The modelling that was undertaken on the impact of former Prime Minister Kevin Rudd's ETS, based on a carbon price of $26 a tonne, showed that it would add an average $300 per year to electricity prices and upwards to $500 in New South Wales. A carbon tax would also increase grocery prices by virtue of the energy used in getting those very groceries onto the shelves. This is a government that only knows how to govern with the imposition of more taxes. It is not a wealth creator, not a job creator, but rather a spender of more taxpayer-funded money. With 14 new and increased taxes since its election, a rising deficit and increasing, escalating national debt, a carbon tax will ultimately be another measure to raise income.

The Prime Minister's assurances that all tax raised will be directed to those most affected does nothing to assuage the concern that those very people who may be compensated for increasing costs may well be out of a job. In my mind, it is always better to empower the individual with the opportunity to work and provide for themselves, and to provide and offer governance which encourages and raises productivity, thereby giving them the opportunity to improve their own standards, rather than to tax them to oblivion.

This is a government that has shown it cannot be trusted. We are now debating a carbon tax because of the short-term political expediency of the Prime Minister. In negotiating a formal alliance with the Greens, we know that Prime Minister Gillard did a backroom deal with the Greens for their support to form government. Let there be no misunderstanding here: this is a government that knows it is on the skids. We only have to walk down the corridors here to see the concerned faces of those who sit on the other side of the chamber. This is government on the skids. It knows it but it has clearly locked itself into a series of commitments. It is a government that has put itself before the interests of the Australian people. It is a government that puts power before the interests and livelihoods of the Australian people.

But I regret to say to those who may be listening to this: you have not seen anything yet.
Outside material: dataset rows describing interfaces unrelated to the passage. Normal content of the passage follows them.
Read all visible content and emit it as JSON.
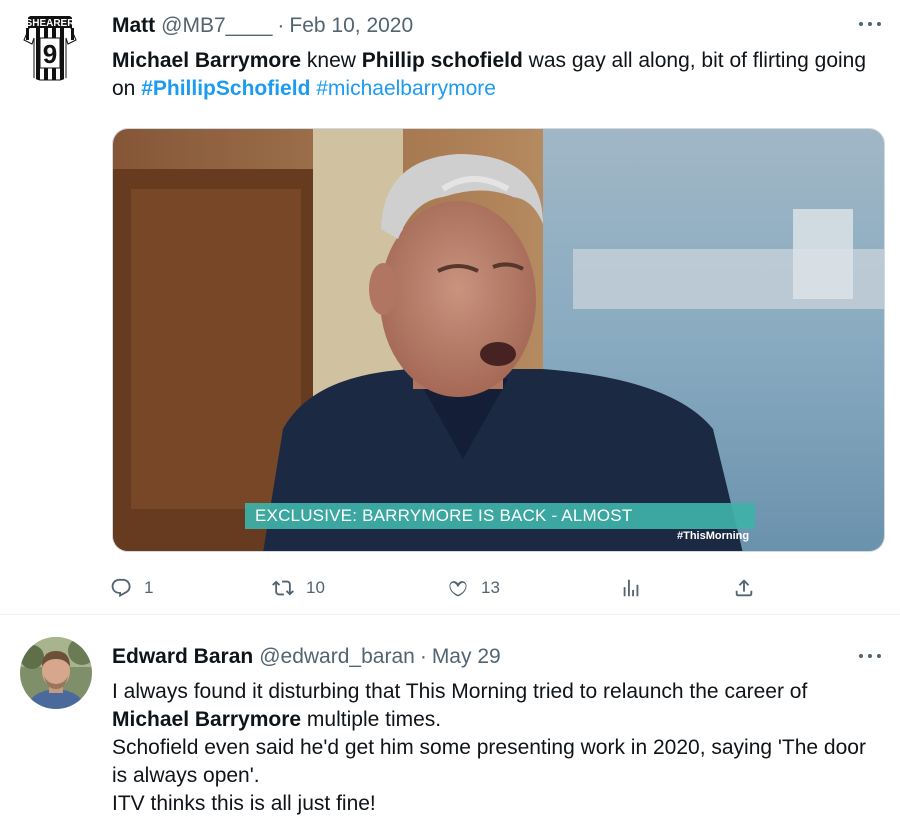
{
  "tweets": [
    {
      "author_name": "Matt",
      "handle": "@MB7____",
      "separator": "·",
      "date": "Feb 10, 2020",
      "avatar_icon": "newcastle-shirt-9-avatar",
      "avatar_text": "SHEARER",
      "text": {
        "p1_bold": "Michael Barrymore",
        "p1": " knew ",
        "p2_bold": "Phillip schofield",
        "p2": " was gay all along, bit of flirting going on  ",
        "hashtag1": "#PhillipSchofield",
        "hashtag2": "#michaelbarrymore"
      },
      "media": {
        "banner_text": "EXCLUSIVE: BARRYMORE IS BACK - ALMOST",
        "tag_text": "#ThisMorning"
      },
      "actions": {
        "replies": "1",
        "retweets": "10",
        "likes": "13"
      }
    },
    {
      "author_name": "Edward Baran",
      "handle": "@edward_baran",
      "separator": "·",
      "date": "May 29",
      "avatar_icon": "profile-photo-avatar",
      "text": {
        "l1": "I always found it disturbing that This Morning tried to relaunch the career of ",
        "l1_bold": "Michael Barrymore",
        "l1_end": " multiple times.",
        "l2": "Schofield even said he'd get him some presenting work in 2020, saying 'The door is always open'.",
        "l3": "ITV thinks this is all just fine!"
      }
    }
  ],
  "colors": {
    "text": "#0f1419",
    "secondary": "#536471",
    "accent": "#1d9bf0",
    "divider": "#eff3f4"
  }
}
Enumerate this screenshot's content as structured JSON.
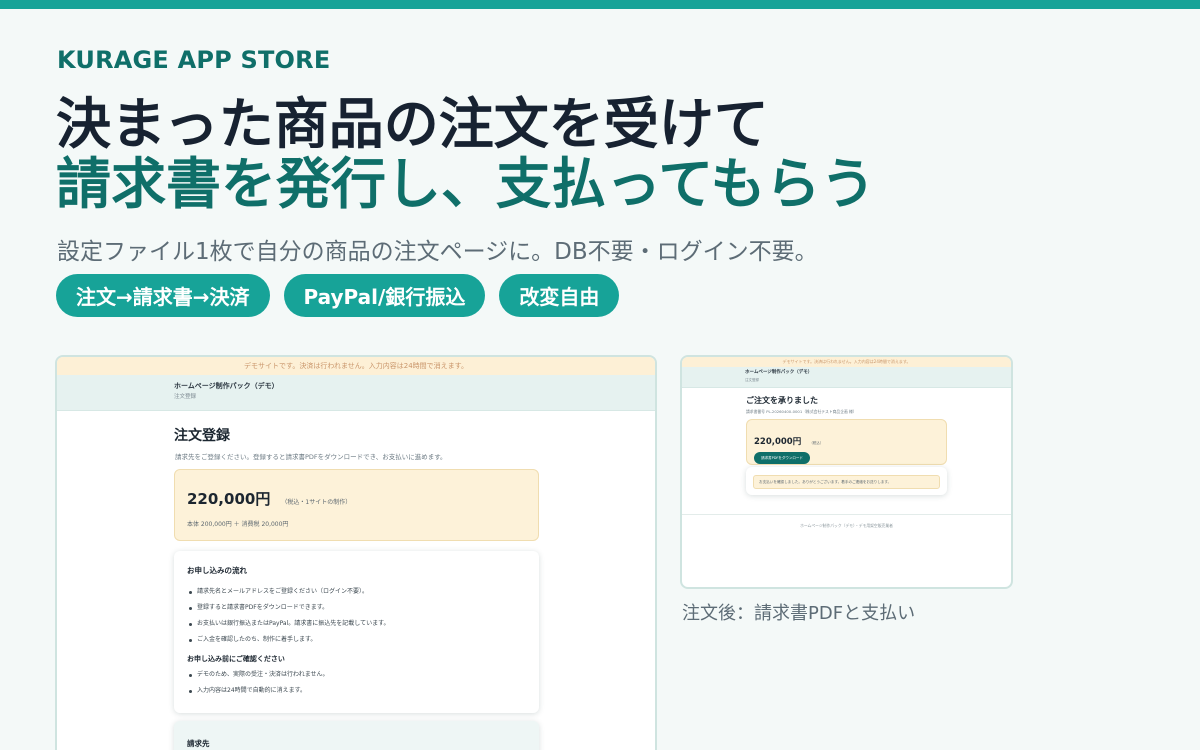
{
  "colors": {
    "accent": "#17a398",
    "brand": "#0f6f69",
    "heading": "#172231",
    "muted": "#5d6c76",
    "price_bg": "#fdf2d9",
    "demo_banner_bg": "#fdf0d6"
  },
  "brand": "KURAGE APP STORE",
  "headline": {
    "line1": "決まった商品の注文を受けて",
    "line2": "請求書を発行し、支払ってもらう"
  },
  "lead": "設定ファイル1枚で自分の商品の注文ページに。DB不要・ログイン不要。",
  "pills": [
    "注文→請求書→決済",
    "PayPal/銀行振込",
    "改変自由"
  ],
  "order_shot": {
    "demo_banner": "デモサイトです。決済は行われません。入力内容は24時間で消えます。",
    "site_title": "ホームページ制作パック（デモ）",
    "breadcrumb": "注文登録",
    "heading": "注文登録",
    "description": "請求先をご登録ください。登録すると請求書PDFをダウンロードでき、お支払いに進めます。",
    "price": "220,000円",
    "price_note": "（税込・1サイトの制作）",
    "price_breakdown": "本体 200,000円 ＋ 消費税 20,000円",
    "flow_title": "お申し込みの流れ",
    "flow_items": [
      "請求先名とメールアドレスをご登録ください（ログイン不要）。",
      "登録すると請求書PDFをダウンロードできます。",
      "お支払いは銀行振込またはPayPal。請求書に振込先を記載しています。",
      "ご入金を確認したのち、制作に着手します。"
    ],
    "confirm_title": "お申し込み前にご確認ください",
    "confirm_items": [
      "デモのため、実際の受注・決済は行われません。",
      "入力内容は24時間で自動的に消えます。"
    ],
    "billing_title": "請求先"
  },
  "complete_shot": {
    "demo_banner": "デモサイトです。決済は行われません。入力内容は24時間で消えます。",
    "site_title": "ホームページ制作パック（デモ）",
    "breadcrumb": "注文登録",
    "heading": "ご注文を承りました",
    "order_no": "請求書番号 PL-20260400-0001（株式会社テスト商品企画 様）",
    "price": "220,000円",
    "price_note": "（税込）",
    "download_label": "請求書PDFをダウンロード",
    "thanks": "お支払いを確認しました。ありがとうございます。着手のご連絡をお送りします。",
    "footer": "ホームページ制作パック（デモ）・デモ用架空販売業者"
  },
  "caption": "注文後：請求書PDFと支払い"
}
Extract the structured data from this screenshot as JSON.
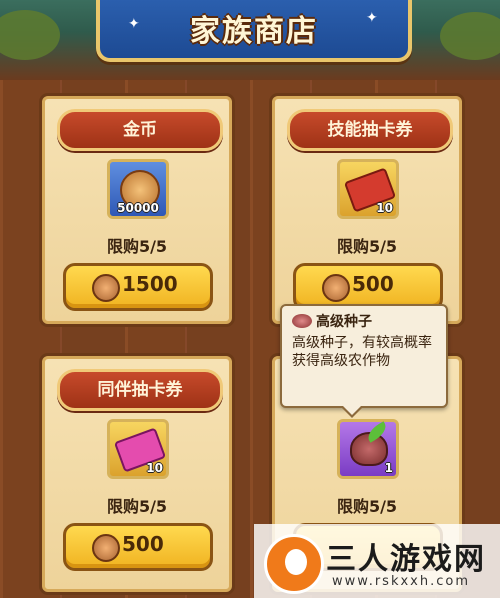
{
  "header": {
    "title": "家族商店"
  },
  "items": [
    {
      "name": "金币",
      "count": "50000",
      "limit": "限购5/5",
      "price": "1500",
      "icon": "gold-coin-icon"
    },
    {
      "name": "技能抽卡券",
      "count": "10",
      "limit": "限购5/5",
      "price": "500",
      "icon": "skill-ticket-icon"
    },
    {
      "name": "同伴抽卡券",
      "count": "10",
      "limit": "限购5/5",
      "price": "500",
      "icon": "companion-ticket-icon"
    },
    {
      "name": "",
      "count": "1",
      "limit": "限购5/5",
      "price": "",
      "icon": "seed-icon"
    }
  ],
  "tooltip": {
    "title": "高级种子",
    "description": "高级种子，有较高概率获得高级农作物"
  },
  "watermark": {
    "title": "三人游戏网",
    "url": "www.rskxxh.com"
  },
  "colors": {
    "banner": "#1d4a93",
    "card": "#f6e2b4",
    "header_red": "#c74a2b",
    "button_gold": "#ffd94f"
  }
}
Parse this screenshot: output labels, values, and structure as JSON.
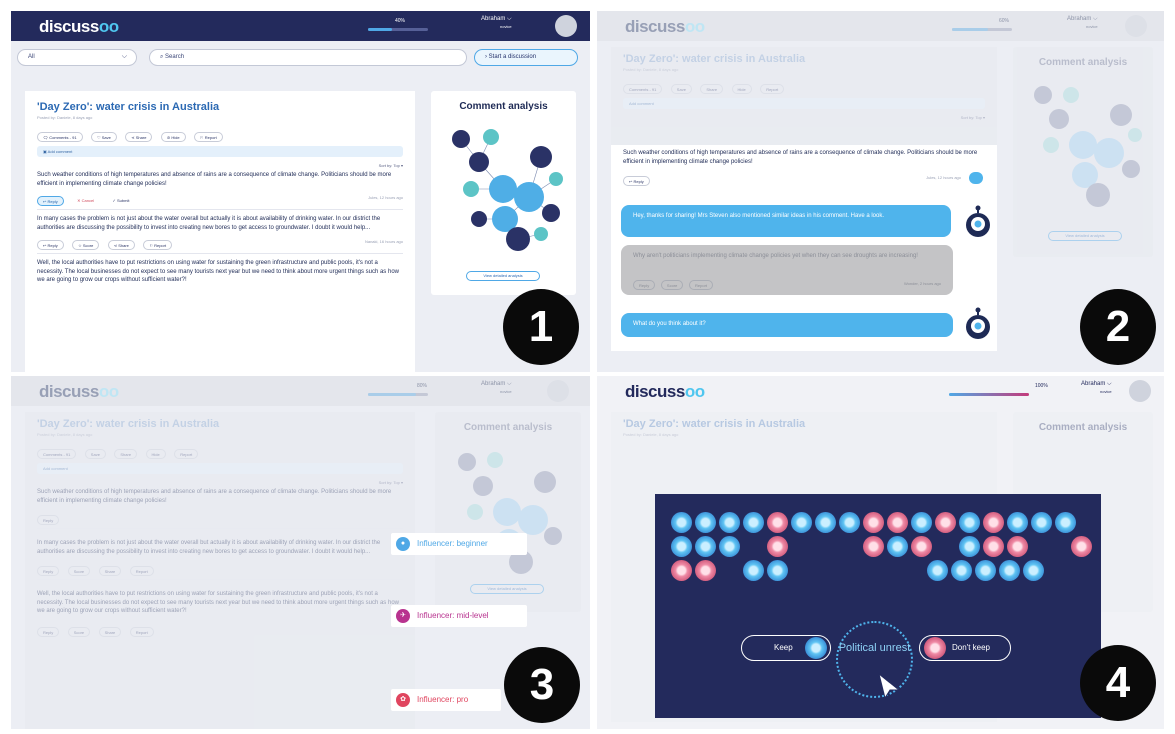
{
  "app": {
    "logo_text": "discuss",
    "logo_mark": "oo",
    "user_name": "Abraham",
    "user_role": "novice",
    "colors": {
      "navy": "#232a5c",
      "accent": "#4fa8e6",
      "keep": "#4fb4ec",
      "dont_keep": "#e98aa4"
    }
  },
  "q1": {
    "progress_label": "40%",
    "progress": 0.4,
    "filter_value": "All",
    "search_placeholder": "Search",
    "start_label": "Start a discussion",
    "title": "'Day Zero': water crisis in Australia",
    "posted_by": "Posted by: Daniele, 8 days ago",
    "actions": [
      "Comments - 91",
      "Save",
      "Share",
      "Hide",
      "Report"
    ],
    "add_comment": "Add comment",
    "sort": "Sort by: Top",
    "comments": [
      {
        "text": "Such weather conditions of high temperatures and absence of rains are a consequence of climate change. Politicians should be more efficient in implementing climate change policies!",
        "reply": "Reply",
        "cancel": "Cancel",
        "submit": "Submit",
        "time": "Jules, 12 hours ago"
      },
      {
        "text": "In many cases the problem is not just about the water overall but actually it is about availability of drinking water. In our district the authorities are discussing the possibility to invest into creating new bores to get access to groundwater. I doubt it would help...",
        "actions": [
          "Reply",
          "Score",
          "Share",
          "Report"
        ],
        "time": "Nanaki, 16 hours ago"
      },
      {
        "text": "Well, the local authorities have to put restrictions on using water for sustaining the green infrastructure and public pools, it's not a necessity. The local businesses do not expect to see many tourists next year but we need to think about more urgent things such as how we are going to grow our crops without sufficient water?!"
      }
    ],
    "panel_title": "Comment analysis",
    "view_analysis": "View detailed analysis",
    "badge": "1"
  },
  "q2": {
    "progress_label": "60%",
    "progress": 0.6,
    "chat": {
      "bot1": "Hey, thanks for sharing! Mrs Steven also mentioned similar ideas in his comment. Have a look.",
      "grey": "Why aren't politicians implementing climate change policies yet when they can see droughts are increasing!",
      "grey_actions": [
        "Reply",
        "Score",
        "Report"
      ],
      "grey_time": "Wonder, 2 hours ago",
      "bot2": "What do you think about it?"
    },
    "badge": "2"
  },
  "q3": {
    "progress_label": "80%",
    "progress": 0.8,
    "influencers": [
      {
        "label": "Influencer: beginner",
        "color": "#4fa8e6"
      },
      {
        "label": "Influencer: mid-level",
        "color": "#b8338f"
      },
      {
        "label": "Influencer: pro",
        "color": "#e0455f"
      }
    ],
    "badge": "3"
  },
  "q4": {
    "progress_label": "100%",
    "progress": 1.0,
    "keep_label": "Keep",
    "dont_keep_label": "Don't keep",
    "topic": "Political unrest",
    "badge": "4"
  }
}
At least here in the Senate we have been able to hold the government to account in some small measure to date. We have been able to engage in dialogue which has been able to influence the policy direction of this government. However, after 1 July, the Australian Greens will provide the AustĀ­ralian Labor Party the support they need so that they will hold a majority in this place. It is because of the deal with the Greens that we are now discussing a carbon tax, and there is nobody in this place who does not believe otherwise. It is purely because of the backroom deals that have taken place that we now have a carbon tax on the table that we are discussing. It is only fair to ask how high the Greens will demand the government to jump for their continuing support to get whatever legislation the government wants through this place.

In conclusion, it is a sad day when the people of Australia are ignored. It is a sad day when the voice of the Commonwealth parliament is ignored. It is an even sadder day when the government benches, those on the other side of the chamber, do not stand up for the rights of their constituents and tell the Prime Minister that enough is enough. (Time expired)